On this day

In 1789, King Louis XVI removed from office his finance minister, Jacques Necker, a reformist politician of the Ancien Régime. Necker's dismissal ignited the storming of the Bastille.

In 1804, Aaron Burr, the sitting Vice President of the United States, mortally wounded Alexander Hamilton during their famous duel of honor.

In 1888, the German Catholic jurist and philosopher Carl Schmitt was born in Plettenberg, Westphalia, Germany. A brilliant authoritarian as well as an anti-modern reactionary by temperament, Schmitt quickly abandoned the Weimar Republic and modern constitutionalism in general when he chose to support the Nazis when they came to power.

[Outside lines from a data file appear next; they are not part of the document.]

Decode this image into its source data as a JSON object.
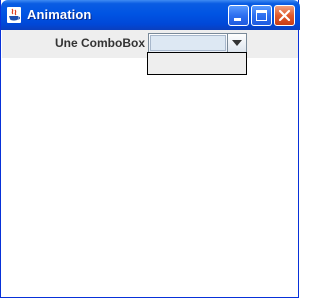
{
  "window": {
    "title": "Animation",
    "icon": "java-cup-icon",
    "controls": [
      "minimize-icon",
      "maximize-icon",
      "close-icon"
    ]
  },
  "form": {
    "combo_label": "Une ComboBox",
    "combo_value": "",
    "dropdown_open": true,
    "options": []
  },
  "colors": {
    "titlebar": "#0054e3",
    "toolbar_bg": "#eeeeee",
    "close_button": "#e05a2c"
  }
}
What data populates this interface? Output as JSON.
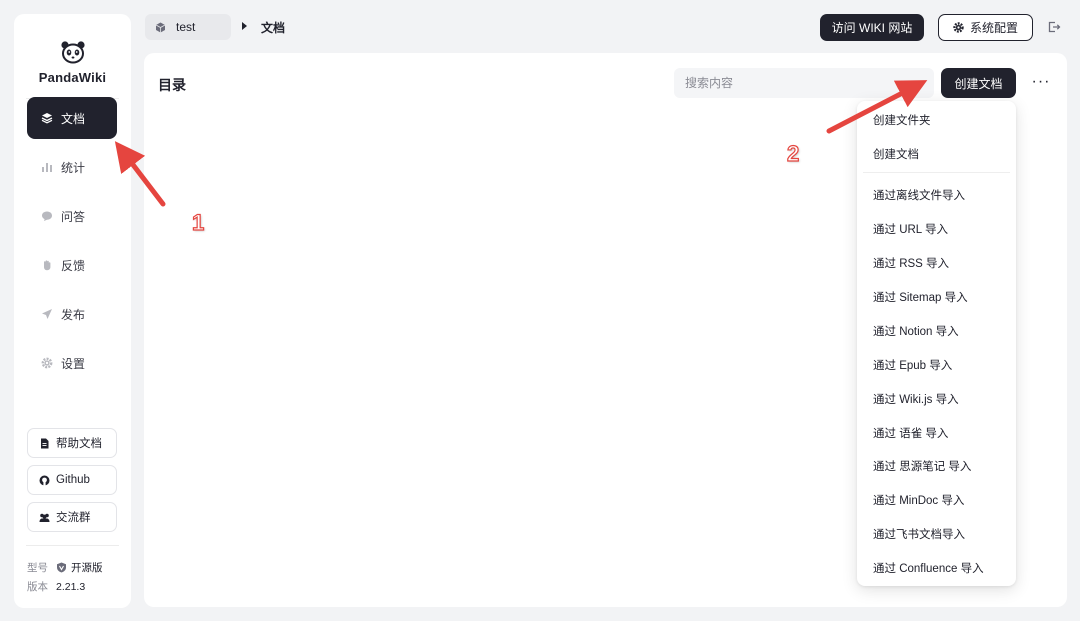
{
  "app": {
    "name": "PandaWiki"
  },
  "sidebar": {
    "items": [
      {
        "label": "文档",
        "icon": "layers-icon",
        "active": true
      },
      {
        "label": "统计",
        "icon": "bar-chart-icon",
        "active": false
      },
      {
        "label": "问答",
        "icon": "chat-bubble-icon",
        "active": false
      },
      {
        "label": "反馈",
        "icon": "hand-icon",
        "active": false
      },
      {
        "label": "发布",
        "icon": "send-icon",
        "active": false
      },
      {
        "label": "设置",
        "icon": "gear-icon",
        "active": false
      }
    ],
    "links": [
      {
        "label": "帮助文档",
        "icon": "document-icon"
      },
      {
        "label": "Github",
        "icon": "github-icon"
      },
      {
        "label": "交流群",
        "icon": "group-icon"
      }
    ],
    "meta": {
      "type_label": "型号",
      "type_value": "开源版",
      "version_label": "版本",
      "version_value": "2.21.3"
    }
  },
  "topbar": {
    "kb_name": "test",
    "current_page": "文档",
    "visit_wiki": "访问 WIKI 网站",
    "system_config": "系统配置"
  },
  "main": {
    "title": "目录",
    "search_placeholder": "搜索内容",
    "create_button": "创建文档",
    "more_label": "···"
  },
  "dropdown": {
    "items": [
      "创建文件夹",
      "创建文档",
      "通过离线文件导入",
      "通过 URL 导入",
      "通过 RSS 导入",
      "通过 Sitemap 导入",
      "通过 Notion 导入",
      "通过 Epub 导入",
      "通过 Wiki.js 导入",
      "通过 语雀 导入",
      "通过 思源笔记 导入",
      "通过 MinDoc 导入",
      "通过飞书文档导入",
      "通过 Confluence 导入"
    ]
  },
  "annotations": {
    "step1": "1",
    "step2": "2"
  },
  "colors": {
    "primary": "#21222d",
    "annotation": "#e5453f",
    "background": "#f2f3f5"
  }
}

Because of this, he is remembered as the "Kronjurist des Dritten Reiches" ("Crown jurist of the Third Reich") and as the author of numerous astute but flawed critiques of modern political theory and practice, a tainted legacy equaled only by his contemporary, the philosopher Martin Heidegger.

In 1937, the composer George Gershwin died in Hollywood, California. Gershwin died from a brain tumor; he was thirty-eight years old at the time of his death.

In 1940, Marshal Henri Philippe Pétain became head of state of the collaborationist and authoritarian Vichy government in France.

In 1947, the SS Exodus began its journey from France to Mandate Palestine. The ship carried Jewish Holocaust survivors and other Jewish refugees.

In 1960, Benin, Burkina Faso and Niger gained their independence.

In 1971, the government of Chile, led by the socialist Salvador Allende, nationalized its copper mines.

In 1977, President Jimmy Carter posthumously awarded Martin Luther King the Presidential Medal of Freedom.

In 1989, the actor and director Lawrence Olivier died in Steyning, West Sussex, England.

In 1995, the United States and Vietnam established full diplomatic relations.

No comments: